Marie Curie (1867-1934) was an expert in physics, chemistry and radioactivity. She was also the first woman to win a Nobel Prize and then was awarded a second.
Marie Salomea Sklodowska was born in Warsaw Poland. Her father was a
math and physics teacher and atheist. Her mother was a teacher,
operated a boarding school, and was Catholic. Four-year-old Marie
taught herself how to read Russian and French and was known to help
her four brothers and sisters with their math homework. It was also
at age four that she began demonstrate her incredible memory.
As a teenager, Marie was anxious to attend college, but her family
couldn’t afford it so she spent five grueling years earning money as
a governess. In 1891 she headed for the Sorbonne in Paris. There,
she met future husband Pierre Curie. While there, she discovered the

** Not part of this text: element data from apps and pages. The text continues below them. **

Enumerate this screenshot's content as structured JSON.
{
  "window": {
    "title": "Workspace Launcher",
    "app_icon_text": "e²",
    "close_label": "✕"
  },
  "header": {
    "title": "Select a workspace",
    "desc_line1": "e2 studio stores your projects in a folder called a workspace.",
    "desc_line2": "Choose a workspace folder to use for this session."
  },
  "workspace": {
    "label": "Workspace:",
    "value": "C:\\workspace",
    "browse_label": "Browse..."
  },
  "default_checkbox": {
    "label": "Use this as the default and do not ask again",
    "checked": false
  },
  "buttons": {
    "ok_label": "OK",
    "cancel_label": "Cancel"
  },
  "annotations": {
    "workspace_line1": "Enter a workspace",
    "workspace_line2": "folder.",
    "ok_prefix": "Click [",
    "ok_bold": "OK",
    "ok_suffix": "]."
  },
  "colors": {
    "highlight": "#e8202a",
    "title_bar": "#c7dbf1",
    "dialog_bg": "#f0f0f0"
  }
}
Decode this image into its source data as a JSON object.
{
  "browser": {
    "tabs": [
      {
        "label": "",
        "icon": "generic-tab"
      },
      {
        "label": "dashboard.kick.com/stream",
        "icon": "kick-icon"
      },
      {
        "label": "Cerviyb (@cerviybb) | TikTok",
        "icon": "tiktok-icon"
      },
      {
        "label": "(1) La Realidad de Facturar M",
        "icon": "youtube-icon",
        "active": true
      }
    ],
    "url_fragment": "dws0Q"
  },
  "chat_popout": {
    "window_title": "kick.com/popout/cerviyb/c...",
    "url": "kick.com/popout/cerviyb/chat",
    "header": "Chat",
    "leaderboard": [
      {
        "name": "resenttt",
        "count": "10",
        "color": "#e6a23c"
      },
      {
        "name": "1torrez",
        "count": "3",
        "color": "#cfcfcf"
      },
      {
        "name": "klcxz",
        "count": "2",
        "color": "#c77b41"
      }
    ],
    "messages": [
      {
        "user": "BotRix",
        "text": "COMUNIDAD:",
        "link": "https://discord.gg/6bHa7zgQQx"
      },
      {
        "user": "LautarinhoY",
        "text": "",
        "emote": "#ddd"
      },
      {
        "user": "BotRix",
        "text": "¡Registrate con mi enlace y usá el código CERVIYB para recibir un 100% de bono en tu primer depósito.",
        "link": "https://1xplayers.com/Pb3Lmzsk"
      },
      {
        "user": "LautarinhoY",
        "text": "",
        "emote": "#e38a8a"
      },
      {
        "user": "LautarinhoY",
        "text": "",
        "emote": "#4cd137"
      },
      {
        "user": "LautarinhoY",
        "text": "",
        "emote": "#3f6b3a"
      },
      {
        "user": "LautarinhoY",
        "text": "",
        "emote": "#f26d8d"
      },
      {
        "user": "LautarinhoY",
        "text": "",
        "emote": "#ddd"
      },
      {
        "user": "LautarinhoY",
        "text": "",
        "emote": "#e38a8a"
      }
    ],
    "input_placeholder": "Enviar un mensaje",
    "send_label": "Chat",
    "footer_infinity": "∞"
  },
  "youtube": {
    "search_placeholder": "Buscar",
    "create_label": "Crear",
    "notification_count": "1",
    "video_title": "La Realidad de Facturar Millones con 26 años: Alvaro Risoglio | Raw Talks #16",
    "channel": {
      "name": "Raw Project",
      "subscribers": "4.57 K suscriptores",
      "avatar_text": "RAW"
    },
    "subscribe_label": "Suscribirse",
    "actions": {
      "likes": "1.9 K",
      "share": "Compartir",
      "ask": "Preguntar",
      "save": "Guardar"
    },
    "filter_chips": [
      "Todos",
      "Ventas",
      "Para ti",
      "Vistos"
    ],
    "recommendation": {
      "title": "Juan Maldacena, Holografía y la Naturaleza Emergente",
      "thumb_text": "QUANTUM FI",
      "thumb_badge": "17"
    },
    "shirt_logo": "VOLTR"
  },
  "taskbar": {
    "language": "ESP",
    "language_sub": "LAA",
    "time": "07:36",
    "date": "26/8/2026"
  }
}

radioactive elements radium and polonium (She named it after her
native Poland). Later, she became the first woman professor at the
In her thirties, Marie worked closely with her husband, and together
they devised the science of radioactivity (she named the term
radioactivity), for which they were awarded a Nobel Prize in
physics. They had two children Irene and Eve. After Pierre’s death
in 1906, Marie continued her work, winning her second Nobel, in
chemistry at age 44.
It has been determined that Marie contracted aplastic anemia from
all of her time spent with radiation which, at that point, had no
dangers associated with it. She died from it in 1934.